CAUTION: The lyrics are consistent with an imaginative characterization of imaginary trolls.
When in the company of friends, this would go without saying. However, the audience on the internet sometimes has the rather awesome capacity to deliberately misunderstand and relay that misunderstanding as truth, so it needs to be said, and even repeated.
The lyrics are consistent with an imaginative characterization of imaginary trolls.
Ibsen's “Peer Gynt” - Illustrated
- Ibsen's Peer Gynt illustrated by Arthur Rackham | Featured Books : Stella & Rose's Books
One of the joke exchanges between the trolls and the dreamer: What is the difference between Man and Troll? Men have a saying: "Man, to thyself be true!" The trollish equivalent is: "Troll, to thyself be - enough!"
In some ways, this cartoon retelling remains consistent with original story. The original story comes from a play named "Peer Gynt" by Henrik Ibsen, a playwright in the 19th century. It is story of how men are seen when their stories blend between reality and fantasy. It is also a story of men and trolls, but unlike the cartoon, contains some meaningful dialog.
Early Recording Cylinder
A Well-Known Commentary
Canned - What If We Take The Funny Part Out?
So, we've come a long way from canned laughter, but as some might be guessing we are about to come full circle, or should I say, full can. What does it mean when we call something "canned"?
In modern times, combined audio and video is saved communally and available for re-use by just about anybody. Like early times it is sometimes used for topics we don't want to talk about. Or it used as a way to discuss things so unacceptable to our reality that we seek to trigger others to also laugh at those difficult to discuss realities. Canned laughter, in fact, any recorded material is not always used for its original intended purpose.
In modern day times, we use canned laughter to laugh at things we believe are too fantastic to be true. It has evolved from "laugh with us", to "let us all laugh at someone else". When reality sets in, the meaning of that same canned laughter becomes the topic of the day.
Specific definitions are as follows:
- Stored in a can - As in "Vegetables are canned for long-term storage and to keep them from going bad before being opened to be eaten."
- Taped for Re-Use - In the early days of tape recordings, recorded tapes were stored in small cans.
- Drunk - We might refer to folks who care little of politics, and drink too much to avoid thinking about it, as being canned.
- Fired - The phrase "You're Fired" has become famous in recent years.
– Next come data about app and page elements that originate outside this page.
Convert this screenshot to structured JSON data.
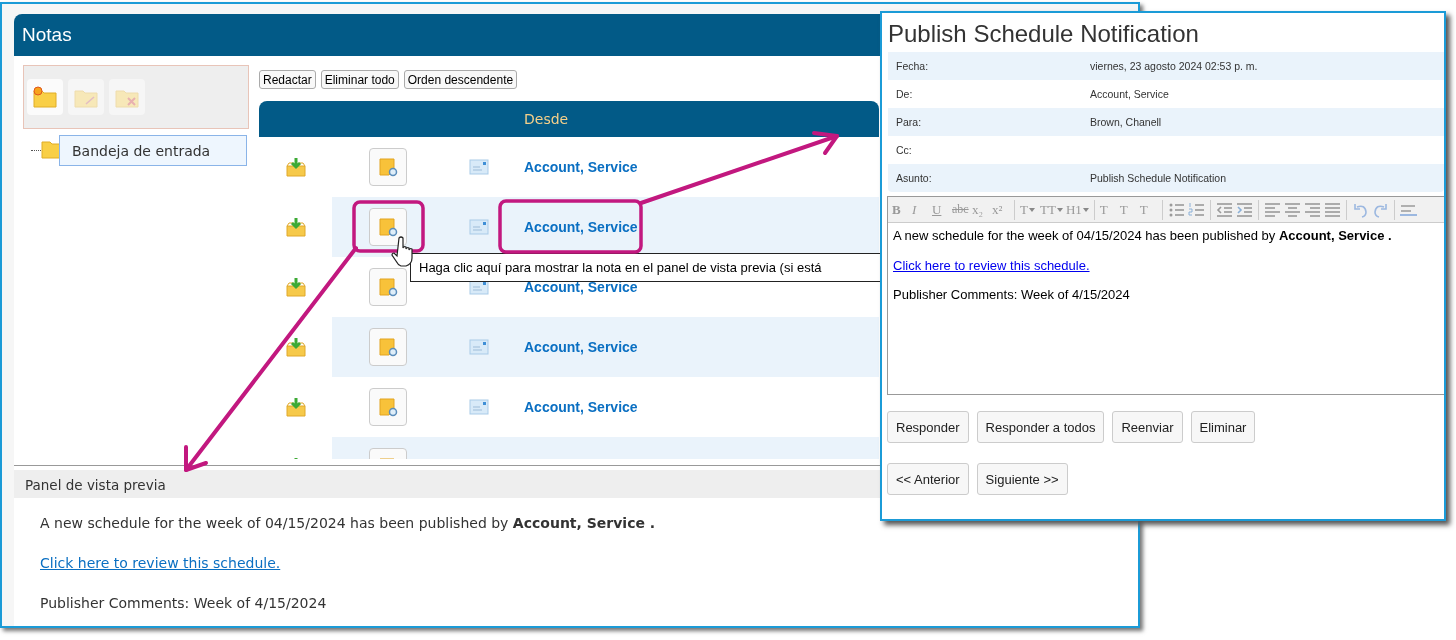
{
  "notes_window": {
    "title": "Notas",
    "folder_toolbar": [
      {
        "kind": "new-folder",
        "disabled": false
      },
      {
        "kind": "rename-folder",
        "disabled": true
      },
      {
        "kind": "delete-folder",
        "disabled": true
      }
    ],
    "folders": [
      {
        "label": "Bandeja de entrada",
        "selected": true
      }
    ],
    "actions": [
      "Redactar",
      "Eliminar todo",
      "Orden descendente"
    ],
    "table": {
      "header": "Desde",
      "rows": [
        {
          "from": "Account, Service"
        },
        {
          "from": "Account, Service"
        },
        {
          "from": "Account, Service"
        },
        {
          "from": "Account, Service"
        },
        {
          "from": "Account, Service"
        },
        {}
      ]
    },
    "tooltip": "Haga clic aquí para mostrar la nota en el panel de vista previa (si está",
    "preview": {
      "title": "Panel de vista previa",
      "body": [
        {
          "kind": "text",
          "text": "A new schedule for the week of 04/15/2024 has been published by **Account, Service .**"
        },
        {
          "kind": "link",
          "text": "Click here to review this schedule."
        },
        {
          "kind": "text",
          "text": "Publisher Comments: Week of 4/15/2024"
        }
      ]
    }
  },
  "message_window": {
    "title": "Publish Schedule Notification",
    "fields": [
      {
        "label": "Fecha:",
        "value": "viernes, 23 agosto 2024 02:53 p. m."
      },
      {
        "label": "De:",
        "value": "Account, Service"
      },
      {
        "label": "Para:",
        "value": "Brown, Chanell"
      },
      {
        "label": "Cc:"
      },
      {
        "label": "Asunto:",
        "value": "Publish Schedule Notification"
      }
    ],
    "editor": {
      "toolbar": [
        {
          "kind": "bold",
          "label": "B"
        },
        {
          "kind": "italic",
          "label": "I"
        },
        {
          "kind": "underline",
          "label": "U"
        },
        {
          "kind": "strike",
          "label": "abc"
        },
        {
          "kind": "plain",
          "label": "x₂"
        },
        {
          "kind": "plain",
          "label": "x²"
        },
        {
          "kind": "separator"
        },
        {
          "kind": "dropdown",
          "label": "T"
        },
        {
          "kind": "dropdown",
          "label": "TT"
        },
        {
          "kind": "dropdown",
          "label": "H1"
        },
        {
          "kind": "separator"
        },
        {
          "kind": "plain",
          "label": "T"
        },
        {
          "kind": "plain",
          "label": "T"
        },
        {
          "kind": "plain",
          "label": "T"
        },
        {
          "kind": "separator"
        },
        {
          "kind": "bullets"
        },
        {
          "kind": "numbers"
        },
        {
          "kind": "separator"
        },
        {
          "kind": "outdent"
        },
        {
          "kind": "indent"
        },
        {
          "kind": "separator"
        },
        {
          "kind": "align-left"
        },
        {
          "kind": "align-center"
        },
        {
          "kind": "align-right"
        },
        {
          "kind": "justify"
        },
        {
          "kind": "separator"
        },
        {
          "kind": "undo"
        },
        {
          "kind": "redo"
        },
        {
          "kind": "separator"
        },
        {
          "kind": "rule"
        }
      ],
      "body": [
        {
          "kind": "text",
          "text": "A new schedule for the week of 04/15/2024 has been published by **Account, Service .**"
        },
        {
          "kind": "link",
          "text": "Click here to review this schedule."
        },
        {
          "kind": "text",
          "text": "Publisher Comments: Week of 4/15/2024"
        }
      ]
    },
    "buttons": [
      "Responder",
      "Responder a todos",
      "Reenviar",
      "Eliminar"
    ],
    "nav_buttons": [
      "<< Anterior",
      "Siguiente >>"
    ]
  }
}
How different would it sound if the phrase was "You're canned!"
Is this Laugh Canned?
One Additional Thought
My grandfather was a resident of Washington, D.C. He retired from civil service after working for forty years. He used to say something like “It is okay to dream, but be sure you keep your feet on the ground when you do so.” The message he was trying to convey was “whatever it is you want to do, be ready to work to do it.” Over the years I came to understand that this was the difference between a pure academic and a pure pragmatist.
We never laughed at that.